__EXERCISE DATA__.
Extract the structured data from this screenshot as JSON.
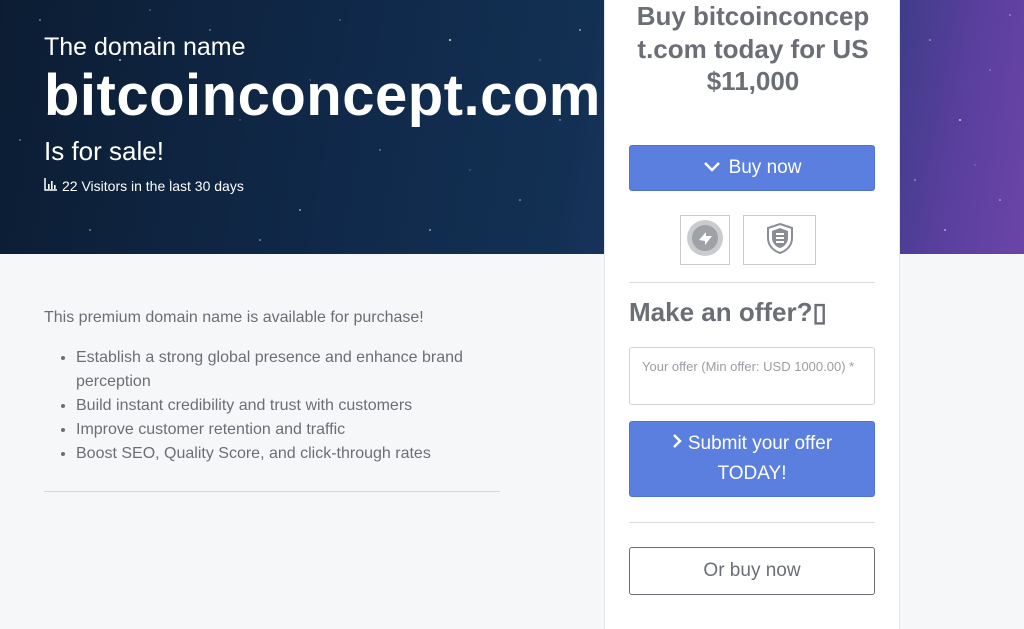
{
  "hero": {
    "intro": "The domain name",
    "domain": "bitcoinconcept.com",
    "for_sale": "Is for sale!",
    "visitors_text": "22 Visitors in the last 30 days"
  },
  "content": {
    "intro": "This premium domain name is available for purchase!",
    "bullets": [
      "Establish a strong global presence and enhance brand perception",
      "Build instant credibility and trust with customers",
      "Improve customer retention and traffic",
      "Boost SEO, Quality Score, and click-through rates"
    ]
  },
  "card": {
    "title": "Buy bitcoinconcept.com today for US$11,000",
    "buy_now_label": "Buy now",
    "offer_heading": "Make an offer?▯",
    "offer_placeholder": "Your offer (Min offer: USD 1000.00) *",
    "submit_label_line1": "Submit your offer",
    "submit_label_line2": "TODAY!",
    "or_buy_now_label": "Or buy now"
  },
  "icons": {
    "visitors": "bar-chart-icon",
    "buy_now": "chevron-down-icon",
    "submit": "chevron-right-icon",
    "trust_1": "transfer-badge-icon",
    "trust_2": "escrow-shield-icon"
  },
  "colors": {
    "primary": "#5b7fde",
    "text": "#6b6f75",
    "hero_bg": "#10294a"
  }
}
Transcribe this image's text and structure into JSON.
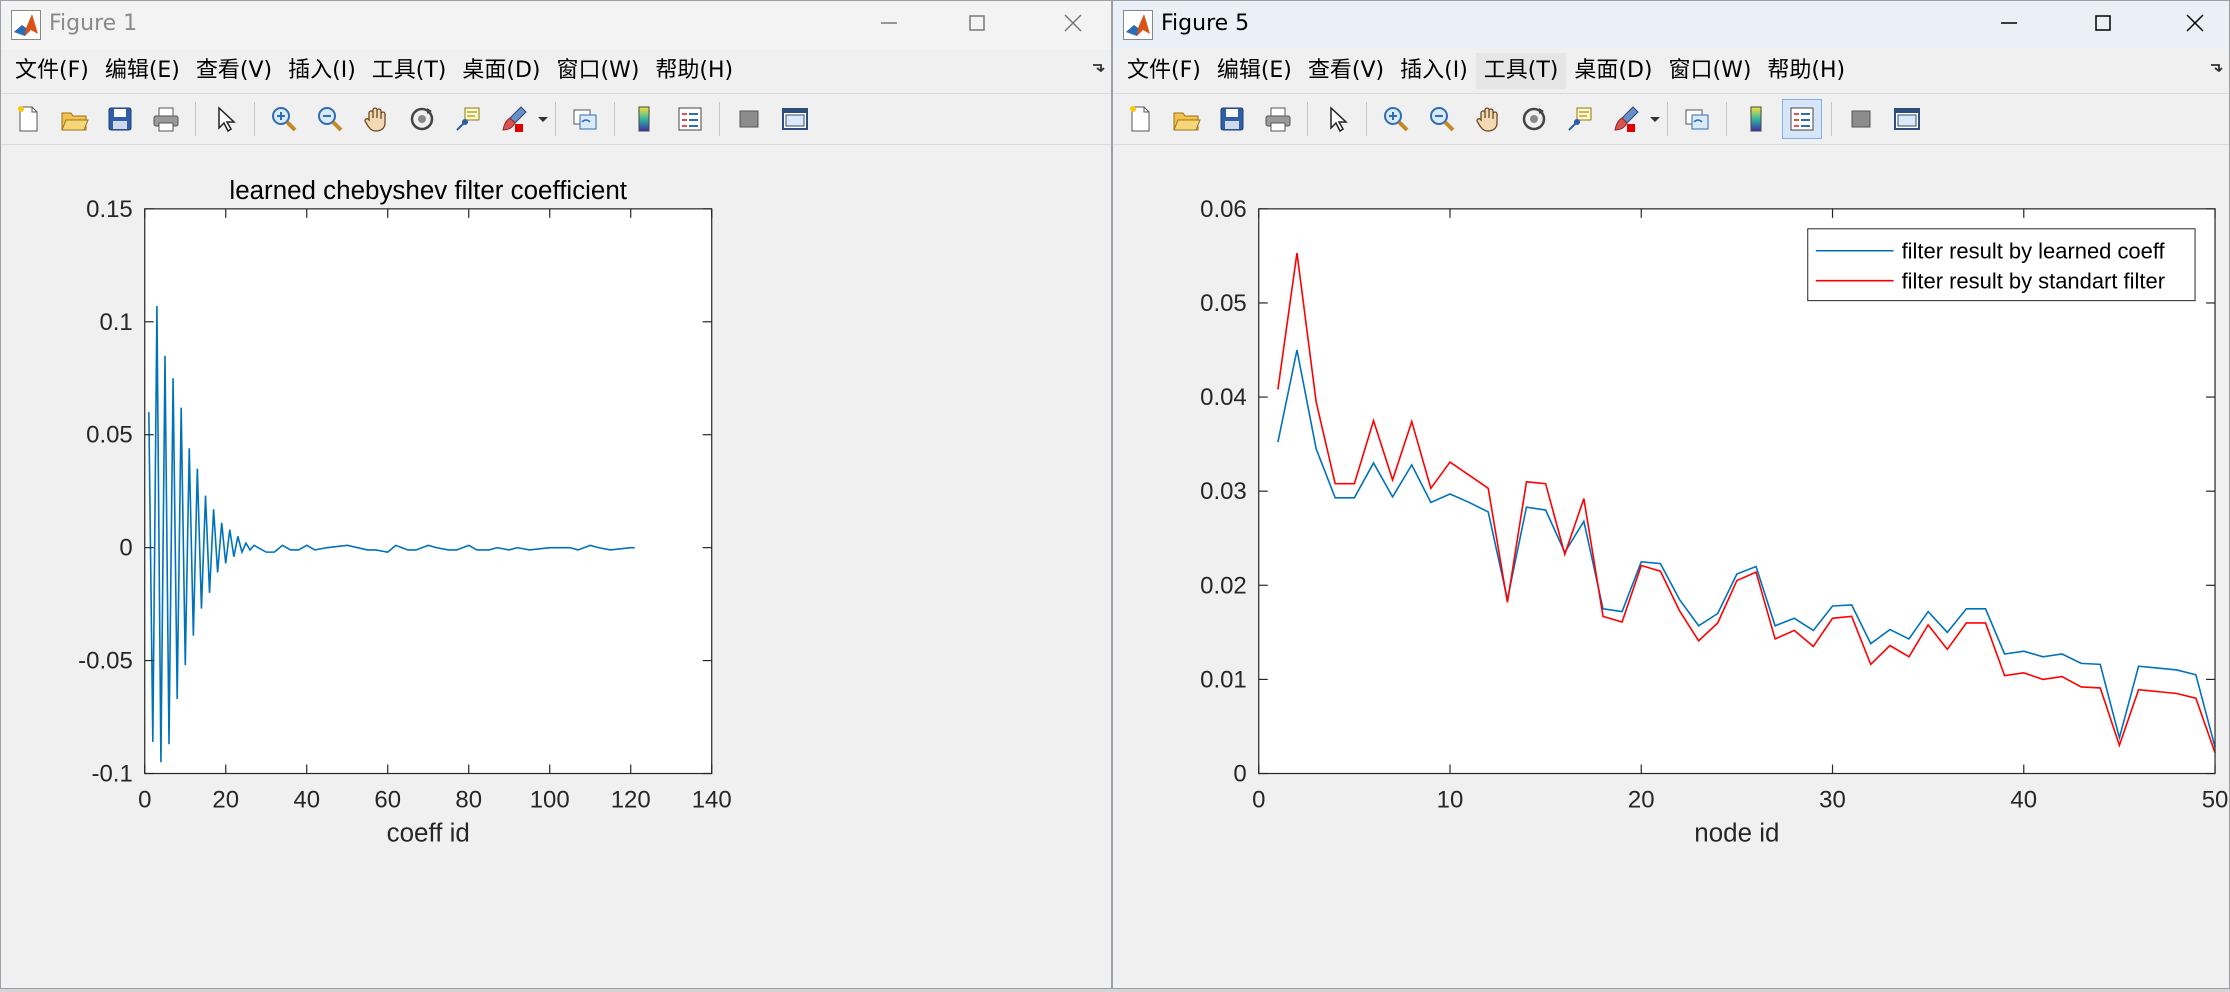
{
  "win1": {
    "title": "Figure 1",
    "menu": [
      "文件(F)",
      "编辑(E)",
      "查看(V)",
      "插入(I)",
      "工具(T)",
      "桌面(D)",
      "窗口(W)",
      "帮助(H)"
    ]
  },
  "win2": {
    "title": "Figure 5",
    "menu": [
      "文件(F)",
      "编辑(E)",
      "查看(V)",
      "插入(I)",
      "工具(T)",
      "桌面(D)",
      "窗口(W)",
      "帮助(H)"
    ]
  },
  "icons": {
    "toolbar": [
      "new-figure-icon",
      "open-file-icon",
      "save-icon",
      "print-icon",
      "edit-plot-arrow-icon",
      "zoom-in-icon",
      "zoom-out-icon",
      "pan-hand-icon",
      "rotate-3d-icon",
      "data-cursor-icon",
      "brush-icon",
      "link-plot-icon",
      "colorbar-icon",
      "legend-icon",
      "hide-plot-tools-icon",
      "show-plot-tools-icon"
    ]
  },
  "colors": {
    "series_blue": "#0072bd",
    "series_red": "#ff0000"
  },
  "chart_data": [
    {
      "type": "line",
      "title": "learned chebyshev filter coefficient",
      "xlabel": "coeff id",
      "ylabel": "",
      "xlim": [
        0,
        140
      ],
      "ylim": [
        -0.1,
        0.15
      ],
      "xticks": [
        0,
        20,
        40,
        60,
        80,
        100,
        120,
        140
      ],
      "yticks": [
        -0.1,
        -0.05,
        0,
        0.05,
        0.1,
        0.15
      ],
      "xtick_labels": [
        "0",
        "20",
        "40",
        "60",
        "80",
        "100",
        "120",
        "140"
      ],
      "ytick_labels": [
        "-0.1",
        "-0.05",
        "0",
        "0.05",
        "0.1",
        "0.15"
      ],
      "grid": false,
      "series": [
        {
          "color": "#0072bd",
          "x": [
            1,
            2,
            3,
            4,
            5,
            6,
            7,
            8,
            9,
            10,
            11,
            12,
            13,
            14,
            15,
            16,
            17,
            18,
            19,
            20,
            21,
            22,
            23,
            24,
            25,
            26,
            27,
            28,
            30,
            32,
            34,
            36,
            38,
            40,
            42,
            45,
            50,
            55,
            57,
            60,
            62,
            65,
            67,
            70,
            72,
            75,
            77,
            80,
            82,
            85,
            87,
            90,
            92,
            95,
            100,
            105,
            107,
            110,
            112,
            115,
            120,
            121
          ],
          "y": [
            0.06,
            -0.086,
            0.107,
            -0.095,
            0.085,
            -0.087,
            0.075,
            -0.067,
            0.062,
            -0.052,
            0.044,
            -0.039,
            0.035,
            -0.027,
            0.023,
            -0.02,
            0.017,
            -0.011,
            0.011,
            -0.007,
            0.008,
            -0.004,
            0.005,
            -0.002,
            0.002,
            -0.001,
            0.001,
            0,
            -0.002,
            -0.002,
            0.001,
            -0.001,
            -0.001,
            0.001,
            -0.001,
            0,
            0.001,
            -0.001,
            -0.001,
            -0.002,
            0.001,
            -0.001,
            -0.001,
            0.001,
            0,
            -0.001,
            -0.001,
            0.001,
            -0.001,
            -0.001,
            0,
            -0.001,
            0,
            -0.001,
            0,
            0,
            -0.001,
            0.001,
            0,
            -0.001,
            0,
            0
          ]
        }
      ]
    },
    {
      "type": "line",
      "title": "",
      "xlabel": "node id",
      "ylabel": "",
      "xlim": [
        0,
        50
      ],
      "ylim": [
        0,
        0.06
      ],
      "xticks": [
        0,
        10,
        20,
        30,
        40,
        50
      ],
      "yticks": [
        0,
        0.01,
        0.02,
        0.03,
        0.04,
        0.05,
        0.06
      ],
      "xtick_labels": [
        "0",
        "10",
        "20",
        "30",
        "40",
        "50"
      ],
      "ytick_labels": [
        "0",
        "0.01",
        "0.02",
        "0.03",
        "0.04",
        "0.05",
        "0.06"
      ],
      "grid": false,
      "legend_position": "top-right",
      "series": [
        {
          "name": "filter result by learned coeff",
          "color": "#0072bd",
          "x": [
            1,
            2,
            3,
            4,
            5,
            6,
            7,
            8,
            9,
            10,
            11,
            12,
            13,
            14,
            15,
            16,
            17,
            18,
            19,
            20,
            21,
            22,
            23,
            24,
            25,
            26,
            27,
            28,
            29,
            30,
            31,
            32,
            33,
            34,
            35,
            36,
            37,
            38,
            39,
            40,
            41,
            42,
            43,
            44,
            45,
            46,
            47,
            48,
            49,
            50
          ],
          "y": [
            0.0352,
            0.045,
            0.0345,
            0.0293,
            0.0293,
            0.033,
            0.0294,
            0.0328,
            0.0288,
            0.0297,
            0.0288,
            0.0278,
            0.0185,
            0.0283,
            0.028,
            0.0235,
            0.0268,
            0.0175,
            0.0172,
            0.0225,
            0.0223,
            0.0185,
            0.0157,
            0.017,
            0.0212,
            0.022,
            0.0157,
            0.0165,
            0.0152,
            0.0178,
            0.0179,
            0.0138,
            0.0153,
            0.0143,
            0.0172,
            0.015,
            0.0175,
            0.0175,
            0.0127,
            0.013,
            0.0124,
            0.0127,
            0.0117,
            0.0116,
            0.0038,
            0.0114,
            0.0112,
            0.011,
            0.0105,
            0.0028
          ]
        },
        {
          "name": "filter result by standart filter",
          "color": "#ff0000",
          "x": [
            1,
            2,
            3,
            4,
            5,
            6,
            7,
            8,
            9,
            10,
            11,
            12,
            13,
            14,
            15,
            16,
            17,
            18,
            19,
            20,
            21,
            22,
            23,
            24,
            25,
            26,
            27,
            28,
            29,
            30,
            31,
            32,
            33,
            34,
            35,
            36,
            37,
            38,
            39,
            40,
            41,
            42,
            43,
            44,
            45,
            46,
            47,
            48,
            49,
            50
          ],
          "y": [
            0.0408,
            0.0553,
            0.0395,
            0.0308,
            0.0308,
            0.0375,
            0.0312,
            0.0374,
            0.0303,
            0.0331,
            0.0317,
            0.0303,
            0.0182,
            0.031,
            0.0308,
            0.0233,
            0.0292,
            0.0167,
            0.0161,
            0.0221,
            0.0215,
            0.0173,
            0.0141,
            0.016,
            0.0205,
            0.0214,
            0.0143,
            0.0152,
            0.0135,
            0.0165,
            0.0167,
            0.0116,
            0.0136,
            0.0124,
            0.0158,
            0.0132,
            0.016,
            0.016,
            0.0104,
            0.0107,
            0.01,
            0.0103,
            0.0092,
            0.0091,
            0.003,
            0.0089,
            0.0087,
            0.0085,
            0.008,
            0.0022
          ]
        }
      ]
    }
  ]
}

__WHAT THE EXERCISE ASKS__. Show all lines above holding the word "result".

__EXPECTED OUTPUT__.
          "name": "filter result by learned coeff",
          "name": "filter result by standart filter",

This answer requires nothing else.